Problem requirements:
Restate each entry shown beneath this instruction, keeping its wording intact.

:::

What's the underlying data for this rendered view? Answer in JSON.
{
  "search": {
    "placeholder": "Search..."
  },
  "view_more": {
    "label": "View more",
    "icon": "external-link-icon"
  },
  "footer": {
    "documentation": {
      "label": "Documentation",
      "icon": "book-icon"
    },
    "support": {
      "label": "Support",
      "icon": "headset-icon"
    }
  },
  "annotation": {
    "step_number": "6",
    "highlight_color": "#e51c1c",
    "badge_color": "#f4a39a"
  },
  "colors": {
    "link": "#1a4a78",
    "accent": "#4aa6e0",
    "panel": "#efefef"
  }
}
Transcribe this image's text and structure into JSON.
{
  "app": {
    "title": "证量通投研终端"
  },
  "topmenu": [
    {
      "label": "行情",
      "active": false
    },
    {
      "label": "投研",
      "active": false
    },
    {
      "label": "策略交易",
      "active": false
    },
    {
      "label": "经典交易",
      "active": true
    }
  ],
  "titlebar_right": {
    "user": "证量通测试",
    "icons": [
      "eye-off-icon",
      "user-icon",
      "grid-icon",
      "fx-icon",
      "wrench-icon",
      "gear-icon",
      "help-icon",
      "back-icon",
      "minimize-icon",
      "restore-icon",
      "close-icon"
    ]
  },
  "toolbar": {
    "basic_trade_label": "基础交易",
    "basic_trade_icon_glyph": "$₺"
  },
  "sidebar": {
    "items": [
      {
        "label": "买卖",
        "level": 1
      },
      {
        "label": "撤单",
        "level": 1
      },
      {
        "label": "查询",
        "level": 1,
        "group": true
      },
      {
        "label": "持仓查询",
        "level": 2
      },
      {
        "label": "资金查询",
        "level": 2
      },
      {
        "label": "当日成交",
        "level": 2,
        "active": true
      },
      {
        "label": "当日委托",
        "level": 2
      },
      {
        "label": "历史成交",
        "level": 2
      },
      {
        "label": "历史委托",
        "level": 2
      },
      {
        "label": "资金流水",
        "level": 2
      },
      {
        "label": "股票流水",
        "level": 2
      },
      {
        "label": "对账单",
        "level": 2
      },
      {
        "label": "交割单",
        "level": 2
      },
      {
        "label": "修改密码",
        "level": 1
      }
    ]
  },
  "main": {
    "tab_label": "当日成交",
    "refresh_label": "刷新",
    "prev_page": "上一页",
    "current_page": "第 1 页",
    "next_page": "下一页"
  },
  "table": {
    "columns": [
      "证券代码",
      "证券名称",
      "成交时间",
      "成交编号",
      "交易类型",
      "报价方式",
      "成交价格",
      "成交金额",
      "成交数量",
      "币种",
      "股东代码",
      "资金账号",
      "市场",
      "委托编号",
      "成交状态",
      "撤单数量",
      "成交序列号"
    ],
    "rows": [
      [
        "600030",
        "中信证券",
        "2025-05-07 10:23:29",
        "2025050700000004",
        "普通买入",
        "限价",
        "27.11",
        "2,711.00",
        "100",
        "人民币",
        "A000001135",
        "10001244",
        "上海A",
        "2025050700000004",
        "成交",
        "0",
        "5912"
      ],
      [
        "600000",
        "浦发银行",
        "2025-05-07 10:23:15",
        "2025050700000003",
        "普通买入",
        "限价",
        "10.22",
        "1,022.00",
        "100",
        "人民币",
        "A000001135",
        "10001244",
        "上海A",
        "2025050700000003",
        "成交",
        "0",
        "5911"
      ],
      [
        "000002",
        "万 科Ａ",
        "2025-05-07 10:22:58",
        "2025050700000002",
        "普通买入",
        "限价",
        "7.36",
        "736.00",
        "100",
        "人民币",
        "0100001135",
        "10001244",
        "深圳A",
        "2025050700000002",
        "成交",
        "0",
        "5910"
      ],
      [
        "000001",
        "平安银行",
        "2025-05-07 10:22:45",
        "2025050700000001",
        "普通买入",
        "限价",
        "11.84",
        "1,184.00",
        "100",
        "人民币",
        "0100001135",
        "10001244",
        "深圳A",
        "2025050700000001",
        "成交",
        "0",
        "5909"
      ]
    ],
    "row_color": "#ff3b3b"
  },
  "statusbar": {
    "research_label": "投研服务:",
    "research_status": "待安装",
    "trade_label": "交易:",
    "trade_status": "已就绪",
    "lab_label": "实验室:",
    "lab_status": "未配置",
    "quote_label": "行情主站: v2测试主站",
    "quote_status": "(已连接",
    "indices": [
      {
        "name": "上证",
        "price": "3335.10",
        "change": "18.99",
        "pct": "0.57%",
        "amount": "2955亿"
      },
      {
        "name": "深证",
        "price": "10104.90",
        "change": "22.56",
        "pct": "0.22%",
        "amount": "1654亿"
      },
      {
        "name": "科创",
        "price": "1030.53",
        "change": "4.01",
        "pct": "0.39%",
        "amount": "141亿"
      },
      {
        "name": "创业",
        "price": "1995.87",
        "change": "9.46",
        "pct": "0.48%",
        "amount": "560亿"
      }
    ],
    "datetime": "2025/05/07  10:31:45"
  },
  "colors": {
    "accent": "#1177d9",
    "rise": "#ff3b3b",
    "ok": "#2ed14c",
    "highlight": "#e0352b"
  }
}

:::

Completed task:
What's the underlying data for this rendered view? Answer in JSON.
{
  "search": {
    "placeholder": "Search..."
  },
  "view_more": {
    "label": "View more",
    "icon": "external-link-icon"
  },
  "footer": {
    "documentation": {
      "label": "Documentation",
      "icon": "book-icon"
    },
    "support": {
      "label": "Support",
      "icon": "headset-icon"
    }
  },
  "annotation": {
    "step_number": "6",
    "highlight_color": "#e51c1c",
    "badge_color": "#f4a39a"
  },
  "colors": {
    "link": "#1a4a78",
    "accent": "#4aa6e0",
    "panel": "#efefef"
  }
}
Transcribe this image's text and structure into JSON.
{
  "app": {
    "title": "证量通投研终端"
  },
  "topmenu": [
    {
      "label": "行情",
      "active": false
    },
    {
      "label": "投研",
      "active": false
    },
    {
      "label": "策略交易",
      "active": false
    },
    {
      "label": "经典交易",
      "active": true
    }
  ],
  "titlebar_right": {
    "user": "证量通测试",
    "icons": [
      "eye-off-icon",
      "user-icon",
      "grid-icon",
      "fx-icon",
      "wrench-icon",
      "gear-icon",
      "help-icon",
      "back-icon",
      "minimize-icon",
      "restore-icon",
      "close-icon"
    ]
  },
  "toolbar": {
    "basic_trade_label": "基础交易",
    "basic_trade_icon_glyph": "$₺"
  },
  "sidebar": {
    "items": [
      {
        "label": "买卖",
        "level": 1
      },
      {
        "label": "撤单",
        "level": 1
      },
      {
        "label": "查询",
        "level": 1,
        "group": true
      },
      {
        "label": "持仓查询",
        "level": 2
      },
      {
        "label": "资金查询",
        "level": 2
      },
      {
        "label": "当日成交",
        "level": 2,
        "active": true
      },
      {
        "label": "当日委托",
        "level": 2
      },
      {
        "label": "历史成交",
        "level": 2
      },
      {
        "label": "历史委托",
        "level": 2
      },
      {
        "label": "资金流水",
        "level": 2
      },
      {
        "label": "股票流水",
        "level": 2
      },
      {
        "label": "对账单",
        "level": 2
      },
      {
        "label": "交割单",
        "level": 2
      },
      {
        "label": "修改密码",
        "level": 1
      }
    ]
  },
  "main": {
    "tab_label": "当日成交",
    "refresh_label": "刷新",
    "prev_page": "上一页",
    "current_page": "第 1 页",
    "next_page": "下一页"
  },
  "table": {
    "columns": [
      "证券代码",
      "证券名称",
      "成交时间",
      "成交编号",
      "交易类型",
      "报价方式",
      "成交价格",
      "成交金额",
      "成交数量",
      "币种",
      "股东代码",
      "资金账号",
      "市场",
      "委托编号",
      "成交状态",
      "撤单数量",
      "成交序列号"
    ],
    "rows": [
      [
        "600030",
        "中信证券",
        "2025-05-07 10:23:29",
        "2025050700000004",
        "普通买入",
        "限价",
        "27.11",
        "2,711.00",
        "100",
        "人民币",
        "A000001135",
        "10001244",
        "上海A",
        "2025050700000004",
        "成交",
        "0",
        "5912"
      ],
      [
        "600000",
        "浦发银行",
        "2025-05-07 10:23:15",
        "2025050700000003",
        "普通买入",
        "限价",
        "10.22",
        "1,022.00",
        "100",
        "人民币",
        "A000001135",
        "10001244",
        "上海A",
        "2025050700000003",
        "成交",
        "0",
        "5911"
      ],
      [
        "000002",
        "万 科Ａ",
        "2025-05-07 10:22:58",
        "2025050700000002",
        "普通买入",
        "限价",
        "7.36",
        "736.00",
        "100",
        "人民币",
        "0100001135",
        "10001244",
        "深圳A",
        "2025050700000002",
        "成交",
        "0",
        "5910"
      ],
      [
        "000001",
        "平安银行",
        "2025-05-07 10:22:45",
        "2025050700000001",
        "普通买入",
        "限价",
        "11.84",
        "1,184.00",
        "100",
        "人民币",
        "0100001135",
        "10001244",
        "深圳A",
        "2025050700000001",
        "成交",
        "0",
        "5909"
      ]
    ],
    "row_color": "#ff3b3b"
  },
  "statusbar": {
    "research_label": "投研服务:",
    "research_status": "待安装",
    "trade_label": "交易:",
    "trade_status": "已就绪",
    "lab_label": "实验室:",
    "lab_status": "未配置",
    "quote_label": "行情主站: v2测试主站",
    "quote_status": "(已连接",
    "indices": [
      {
        "name": "上证",
        "price": "3335.10",
        "change": "18.99",
        "pct": "0.57%",
        "amount": "2955亿"
      },
      {
        "name": "深证",
        "price": "10104.90",
        "change": "22.56",
        "pct": "0.22%",
        "amount": "1654亿"
      },
      {
        "name": "科创",
        "price": "1030.53",
        "change": "4.01",
        "pct": "0.39%",
        "amount": "141亿"
      },
      {
        "name": "创业",
        "price": "1995.87",
        "change": "9.46",
        "pct": "0.48%",
        "amount": "560亿"
      }
    ],
    "datetime": "2025/05/07  10:31:45"
  },
  "colors": {
    "accent": "#1177d9",
    "rise": "#ff3b3b",
    "ok": "#2ed14c",
    "highlight": "#e0352b"
  }
}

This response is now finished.